The HTTP headers “cache-control: max-age=300, must-revalidate” and “x-cache: hit” indicate the use of an advanced caching strategy, implemented through Varnish Cache. This HTTP accelerator specializes in caching web content and quickly retrieving and distributing it, significantly lightening the load on the web server. When properly optimized, Varnish is able to deliver web pages with minimized latency and high throughput thus ensuring a very low TTFB and very minimal latency as can be seen from the following screenshot obtained from SpeedVitals.com.
One of its main strengths is its flexibility: Varnish allows detailed configuration of caching rules, including parameters such as lifetime and validation. This makes it extremely suitable for use on websites that require high performance and sophisticated caching management, essential features for enterprise-class platforms.
HSTS (HTTP Strict Transport Security)
The implementation of the “strict-transport-security: max-age=31536000” header is a clear indicator of NASA's commitment to security. Known as HSTS (HTTP Strict Transport Security), this header forces browsers to use HTTPS connections, eliminating the possibility of man-in-the-middle attacks and increasing overall site security.
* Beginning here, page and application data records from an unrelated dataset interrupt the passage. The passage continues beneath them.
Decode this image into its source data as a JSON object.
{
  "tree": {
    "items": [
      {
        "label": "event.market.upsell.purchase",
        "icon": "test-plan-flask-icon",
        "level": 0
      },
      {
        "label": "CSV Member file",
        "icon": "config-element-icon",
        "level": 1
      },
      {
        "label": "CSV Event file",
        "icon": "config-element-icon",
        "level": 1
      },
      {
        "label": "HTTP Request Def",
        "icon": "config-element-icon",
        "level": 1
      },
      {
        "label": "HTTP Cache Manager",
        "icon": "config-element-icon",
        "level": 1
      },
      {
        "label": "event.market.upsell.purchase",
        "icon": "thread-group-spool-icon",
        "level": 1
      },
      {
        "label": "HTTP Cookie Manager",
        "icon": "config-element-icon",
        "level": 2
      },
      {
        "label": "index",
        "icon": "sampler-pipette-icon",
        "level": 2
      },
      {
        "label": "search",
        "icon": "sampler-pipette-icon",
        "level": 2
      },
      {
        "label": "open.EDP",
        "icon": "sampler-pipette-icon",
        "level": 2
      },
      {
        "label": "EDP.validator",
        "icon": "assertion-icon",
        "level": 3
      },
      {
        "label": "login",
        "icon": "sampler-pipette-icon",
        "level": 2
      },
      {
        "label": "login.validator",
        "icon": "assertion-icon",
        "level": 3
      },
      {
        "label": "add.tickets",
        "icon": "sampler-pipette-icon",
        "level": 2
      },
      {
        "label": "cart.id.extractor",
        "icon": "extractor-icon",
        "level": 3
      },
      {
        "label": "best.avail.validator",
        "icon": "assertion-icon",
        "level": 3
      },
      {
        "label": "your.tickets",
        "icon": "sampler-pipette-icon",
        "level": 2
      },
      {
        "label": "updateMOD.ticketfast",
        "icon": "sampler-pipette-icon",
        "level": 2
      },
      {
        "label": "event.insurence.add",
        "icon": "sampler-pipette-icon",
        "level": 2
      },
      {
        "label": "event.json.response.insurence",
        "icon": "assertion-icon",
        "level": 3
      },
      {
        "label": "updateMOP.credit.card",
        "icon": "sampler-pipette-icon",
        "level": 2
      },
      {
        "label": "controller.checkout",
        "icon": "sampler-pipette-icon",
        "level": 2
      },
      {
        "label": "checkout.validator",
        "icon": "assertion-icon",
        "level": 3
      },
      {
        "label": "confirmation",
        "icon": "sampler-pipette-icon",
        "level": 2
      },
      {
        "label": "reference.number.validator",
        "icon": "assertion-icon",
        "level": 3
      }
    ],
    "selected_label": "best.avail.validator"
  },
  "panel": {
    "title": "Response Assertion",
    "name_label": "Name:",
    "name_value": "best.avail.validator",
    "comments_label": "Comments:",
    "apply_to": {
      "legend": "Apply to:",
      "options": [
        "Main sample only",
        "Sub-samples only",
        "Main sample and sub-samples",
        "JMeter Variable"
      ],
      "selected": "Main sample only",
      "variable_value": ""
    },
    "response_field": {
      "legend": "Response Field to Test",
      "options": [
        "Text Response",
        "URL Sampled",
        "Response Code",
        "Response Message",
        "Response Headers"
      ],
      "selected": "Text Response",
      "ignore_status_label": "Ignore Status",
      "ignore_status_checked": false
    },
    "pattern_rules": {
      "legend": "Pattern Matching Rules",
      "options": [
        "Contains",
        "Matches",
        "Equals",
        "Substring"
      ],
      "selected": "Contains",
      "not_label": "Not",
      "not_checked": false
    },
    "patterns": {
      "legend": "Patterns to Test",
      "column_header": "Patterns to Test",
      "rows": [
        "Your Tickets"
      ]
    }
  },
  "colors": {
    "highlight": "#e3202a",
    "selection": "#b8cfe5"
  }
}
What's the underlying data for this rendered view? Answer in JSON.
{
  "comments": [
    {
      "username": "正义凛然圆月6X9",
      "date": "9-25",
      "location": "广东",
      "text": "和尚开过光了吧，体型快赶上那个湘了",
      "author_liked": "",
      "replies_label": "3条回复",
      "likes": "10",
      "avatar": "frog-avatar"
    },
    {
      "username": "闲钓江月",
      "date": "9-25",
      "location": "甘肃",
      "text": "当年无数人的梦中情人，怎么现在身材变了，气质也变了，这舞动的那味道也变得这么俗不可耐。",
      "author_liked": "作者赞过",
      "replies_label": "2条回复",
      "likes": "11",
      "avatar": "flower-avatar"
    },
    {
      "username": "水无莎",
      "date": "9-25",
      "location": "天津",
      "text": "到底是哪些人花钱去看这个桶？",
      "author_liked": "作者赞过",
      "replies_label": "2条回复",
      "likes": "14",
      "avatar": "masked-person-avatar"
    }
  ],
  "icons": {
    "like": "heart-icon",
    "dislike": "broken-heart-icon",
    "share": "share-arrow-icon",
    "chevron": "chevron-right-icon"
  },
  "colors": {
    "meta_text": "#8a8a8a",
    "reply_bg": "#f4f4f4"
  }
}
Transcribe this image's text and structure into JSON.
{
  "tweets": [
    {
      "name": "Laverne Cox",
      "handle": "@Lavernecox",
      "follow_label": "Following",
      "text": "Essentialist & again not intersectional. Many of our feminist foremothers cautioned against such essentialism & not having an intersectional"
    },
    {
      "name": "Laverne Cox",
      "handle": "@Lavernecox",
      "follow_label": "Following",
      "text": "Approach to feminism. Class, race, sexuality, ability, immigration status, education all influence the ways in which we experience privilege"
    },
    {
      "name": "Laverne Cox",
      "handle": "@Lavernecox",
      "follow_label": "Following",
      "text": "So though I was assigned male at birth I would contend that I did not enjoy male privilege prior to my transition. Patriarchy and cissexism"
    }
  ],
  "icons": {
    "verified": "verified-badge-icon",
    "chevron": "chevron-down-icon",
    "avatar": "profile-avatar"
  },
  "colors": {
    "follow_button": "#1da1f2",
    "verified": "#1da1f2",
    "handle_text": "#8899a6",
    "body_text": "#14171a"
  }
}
In summary, NASA's server setup is an excellent example of how advanced server technologies like NGINX and Varnish Cache can be combined to create a highly scalable, performant, and secure environment. The use of HSTS adds an extra layer of security, making the site not only fast, but also extremely secure.
In conclusion, NASA's decision to adopt WordPress as the content management system for their flagship website is a telling testament to the robustness, flexibility and scalability that WordPress can offer, even for enterprise-class projects with complex requirements and high volumes. of traffic. Migrating from Drupal to WordPress was a long and painstaking process that required a significant investment in time and resources, but the result is a modern, efficient and high-performing website.
The success of the NASA site with WordPress is further highlighted by the use of advanced server-side technologies such as NGINX and Varnish Cache, components that are also fundamental in our Managed Server software stack. These technologies allow us to provide high-performance and high-speed hosting solutions for WordPress and other popular CMS. NASA's choice reinforces the view that even large-scale organizations are increasingly seeing the intrinsic value of WordPress and complementary technologies, further validating the approach we have taken for our hosting services.
This case study highlights how WordPress has grown far beyond its origins as a blogging platform to become a cutting-edge CMS solution, capable of meeting the needs of organizations that demand the ultimate in security, speed and flexibility. And with the ever-expanding ecosystem of plugins, themes and blocks, WordPress looks set to maintain a prominent role in the CMS landscape for many years to come.